I have a new grand-nephew on the way in late summer. My nephew's wife made the announcement on Facebook the other day. I will say that the new one's middle name will be my nephew's first name. The baby's first name, however, is a curiosity. My best guess is that they are naming him "Sawyer" after country music star Sawyer Brown. However, the genealogist in me came up with another explanation. I decided they were using one of the baby's ancestor's occupations as the name. Little Sawyer's 5th great grandfather was enumerated as a sawyer in the 1850 census for Shelby County, Tennessee.
Realistically, I know that my nephew and his wife probably were unaware of this fact in their heritage. I can, however, assure you that they do know about it now. I will always think of James H. M. Allred and the heritage he left behind when I see little sawyer.
By the way, Allred did not remain a sawyer.
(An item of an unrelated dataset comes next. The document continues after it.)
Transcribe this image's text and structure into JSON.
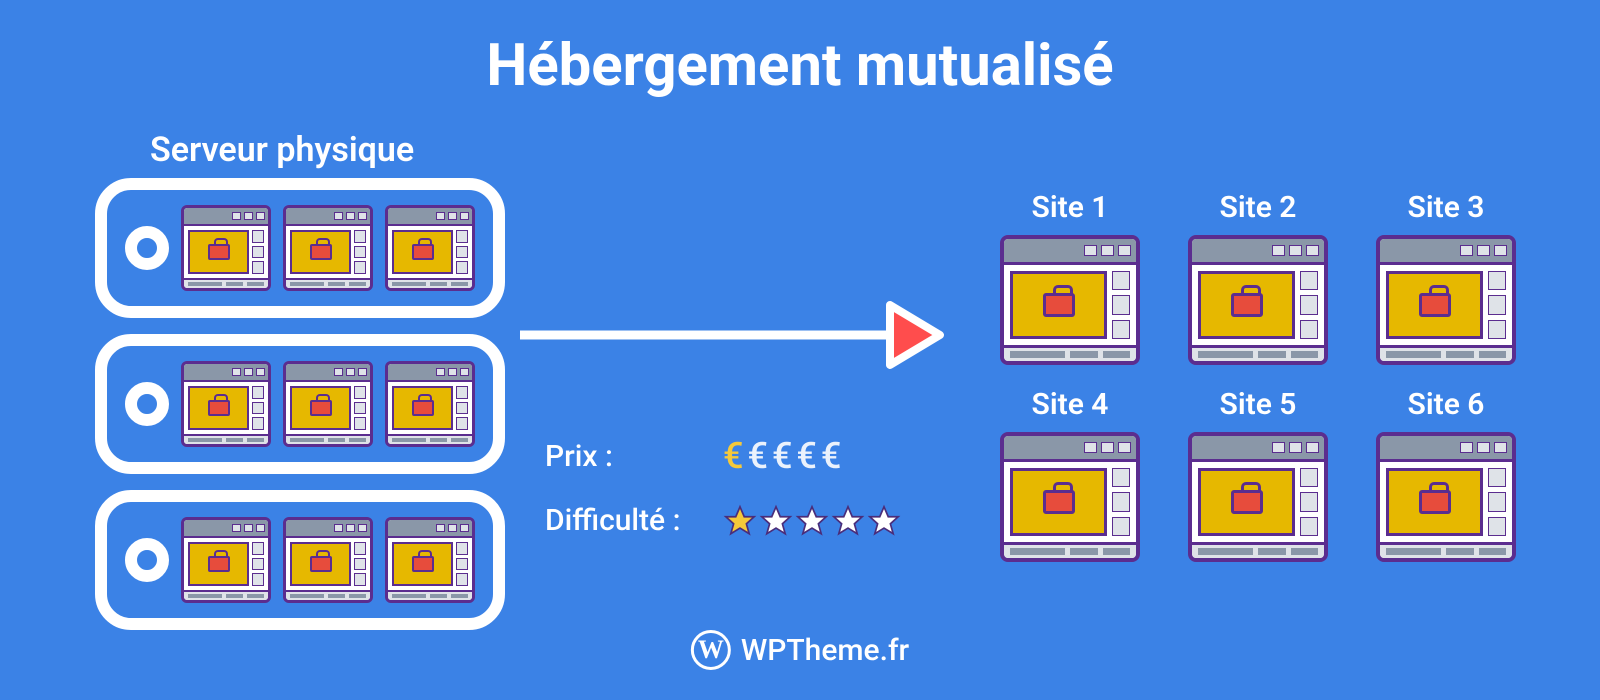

He is listed as a mechanic and as a farmer in later censuses.
1850-1880 census citations for James Allred:
1850 U.S. federal census, Shelby County, Tennessee, population schedule, 10th civil district, p. 173 (stamped), James Allred, dwelling 1370, family 1370, line 15; NARA microfilm publication M432, roll 895.
1860 U.S. federal census., Fayette County, Alabama, population schedule, Eastern
Division, p. 397 (stamped), J. H. M. Alred, dwelling 351, family 353, line 32; NARA microfilm publication M653, roll 9.
1870 U.S. federal census, Fayette County, Alabama, population schedule, Twp 15, Handy post office, p. 416 (stamped), sheet 5 (written), James Alread household, dwelling 38, family 38, line 33; NARA microfilm publication M593, roll 16.
1880 U.S. federal census, Fayette County, Alabama, population schedule, Twp 15, Clear Creek, SD 1, ED 78, p. 462B (stamped), sheet 8 (written), James H.M. Alred, dwelling not given, family 74, line 46; NARA microfilm publication T9, roll 13.